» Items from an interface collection
= = = = =
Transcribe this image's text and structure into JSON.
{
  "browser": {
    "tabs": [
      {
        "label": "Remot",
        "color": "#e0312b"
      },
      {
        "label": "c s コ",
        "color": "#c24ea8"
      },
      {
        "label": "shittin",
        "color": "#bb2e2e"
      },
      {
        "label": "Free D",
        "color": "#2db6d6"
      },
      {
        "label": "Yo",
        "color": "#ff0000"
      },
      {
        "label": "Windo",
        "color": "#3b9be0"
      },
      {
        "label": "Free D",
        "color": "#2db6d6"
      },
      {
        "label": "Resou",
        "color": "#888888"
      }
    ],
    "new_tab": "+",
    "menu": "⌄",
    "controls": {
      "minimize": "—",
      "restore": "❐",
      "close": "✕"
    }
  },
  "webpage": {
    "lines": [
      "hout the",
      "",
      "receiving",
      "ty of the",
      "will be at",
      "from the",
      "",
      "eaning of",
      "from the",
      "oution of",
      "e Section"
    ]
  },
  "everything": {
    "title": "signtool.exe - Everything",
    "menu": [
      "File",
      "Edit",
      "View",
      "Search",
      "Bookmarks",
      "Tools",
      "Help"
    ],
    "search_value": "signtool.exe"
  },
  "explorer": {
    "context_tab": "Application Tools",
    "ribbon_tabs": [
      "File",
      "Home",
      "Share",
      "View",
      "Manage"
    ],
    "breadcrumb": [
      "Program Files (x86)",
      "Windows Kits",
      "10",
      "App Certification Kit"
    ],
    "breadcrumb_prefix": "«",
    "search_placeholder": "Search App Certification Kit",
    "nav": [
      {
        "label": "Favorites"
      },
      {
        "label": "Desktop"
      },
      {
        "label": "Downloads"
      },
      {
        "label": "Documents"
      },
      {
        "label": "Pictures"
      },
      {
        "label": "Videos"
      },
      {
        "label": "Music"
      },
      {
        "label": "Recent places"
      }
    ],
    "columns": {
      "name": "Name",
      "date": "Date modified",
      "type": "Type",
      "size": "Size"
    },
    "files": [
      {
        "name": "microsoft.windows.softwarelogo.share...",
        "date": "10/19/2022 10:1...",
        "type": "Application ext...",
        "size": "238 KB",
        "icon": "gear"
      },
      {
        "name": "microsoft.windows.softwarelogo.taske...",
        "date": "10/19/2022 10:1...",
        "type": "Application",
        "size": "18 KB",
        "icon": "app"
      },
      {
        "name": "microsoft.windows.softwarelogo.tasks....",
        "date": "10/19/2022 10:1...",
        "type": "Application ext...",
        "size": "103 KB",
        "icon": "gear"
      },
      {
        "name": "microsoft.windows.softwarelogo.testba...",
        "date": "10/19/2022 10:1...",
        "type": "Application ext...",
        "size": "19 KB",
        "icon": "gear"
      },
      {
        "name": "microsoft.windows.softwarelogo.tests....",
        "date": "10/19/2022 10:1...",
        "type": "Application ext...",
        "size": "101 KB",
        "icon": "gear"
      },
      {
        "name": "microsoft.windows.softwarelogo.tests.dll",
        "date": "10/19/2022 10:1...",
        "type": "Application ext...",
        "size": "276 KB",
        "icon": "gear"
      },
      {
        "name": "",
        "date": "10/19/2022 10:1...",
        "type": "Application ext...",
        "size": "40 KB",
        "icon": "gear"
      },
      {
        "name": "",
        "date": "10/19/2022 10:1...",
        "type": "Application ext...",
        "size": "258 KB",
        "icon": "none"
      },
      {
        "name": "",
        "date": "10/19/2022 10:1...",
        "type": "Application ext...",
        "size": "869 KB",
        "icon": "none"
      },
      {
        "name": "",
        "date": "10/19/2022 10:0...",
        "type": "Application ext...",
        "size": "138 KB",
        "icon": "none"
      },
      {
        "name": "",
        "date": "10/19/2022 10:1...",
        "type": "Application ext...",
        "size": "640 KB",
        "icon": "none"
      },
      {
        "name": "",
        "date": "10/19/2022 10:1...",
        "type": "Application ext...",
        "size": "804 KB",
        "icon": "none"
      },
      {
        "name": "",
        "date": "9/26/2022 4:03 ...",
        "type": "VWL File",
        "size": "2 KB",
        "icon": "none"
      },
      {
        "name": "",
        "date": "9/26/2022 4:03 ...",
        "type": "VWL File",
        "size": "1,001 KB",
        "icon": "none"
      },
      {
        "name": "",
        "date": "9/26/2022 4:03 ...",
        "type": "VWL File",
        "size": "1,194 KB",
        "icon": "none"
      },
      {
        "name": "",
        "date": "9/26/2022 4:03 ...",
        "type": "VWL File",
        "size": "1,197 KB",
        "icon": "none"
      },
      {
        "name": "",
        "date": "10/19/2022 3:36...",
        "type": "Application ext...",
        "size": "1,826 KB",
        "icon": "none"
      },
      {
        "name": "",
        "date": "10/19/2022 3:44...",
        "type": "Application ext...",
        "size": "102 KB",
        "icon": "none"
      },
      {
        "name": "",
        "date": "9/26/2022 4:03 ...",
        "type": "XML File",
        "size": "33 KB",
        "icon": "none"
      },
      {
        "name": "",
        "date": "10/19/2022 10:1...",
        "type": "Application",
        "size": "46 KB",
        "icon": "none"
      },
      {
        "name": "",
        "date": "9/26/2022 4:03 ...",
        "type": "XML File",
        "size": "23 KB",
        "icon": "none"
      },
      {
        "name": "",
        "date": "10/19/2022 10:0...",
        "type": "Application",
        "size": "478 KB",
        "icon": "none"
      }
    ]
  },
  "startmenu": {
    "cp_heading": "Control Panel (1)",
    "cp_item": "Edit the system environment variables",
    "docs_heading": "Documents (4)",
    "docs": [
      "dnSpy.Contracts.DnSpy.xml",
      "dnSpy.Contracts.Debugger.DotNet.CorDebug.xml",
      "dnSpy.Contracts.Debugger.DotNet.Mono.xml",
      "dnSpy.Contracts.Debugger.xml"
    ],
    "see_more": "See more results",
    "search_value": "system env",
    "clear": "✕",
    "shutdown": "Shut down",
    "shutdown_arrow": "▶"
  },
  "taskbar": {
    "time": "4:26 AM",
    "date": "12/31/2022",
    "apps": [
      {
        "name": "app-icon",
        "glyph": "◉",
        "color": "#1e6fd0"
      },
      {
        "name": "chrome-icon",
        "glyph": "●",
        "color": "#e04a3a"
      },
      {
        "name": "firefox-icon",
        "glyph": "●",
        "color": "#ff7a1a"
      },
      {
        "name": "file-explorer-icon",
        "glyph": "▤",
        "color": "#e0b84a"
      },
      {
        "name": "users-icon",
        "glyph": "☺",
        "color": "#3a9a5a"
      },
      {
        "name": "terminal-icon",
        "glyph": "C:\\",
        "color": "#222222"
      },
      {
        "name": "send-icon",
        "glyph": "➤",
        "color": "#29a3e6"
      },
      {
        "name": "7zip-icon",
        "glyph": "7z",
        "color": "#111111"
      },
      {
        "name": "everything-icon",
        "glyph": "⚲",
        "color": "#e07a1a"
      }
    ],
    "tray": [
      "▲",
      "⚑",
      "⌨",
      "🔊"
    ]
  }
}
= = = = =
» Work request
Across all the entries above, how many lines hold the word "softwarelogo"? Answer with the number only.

» Solution for this problem
6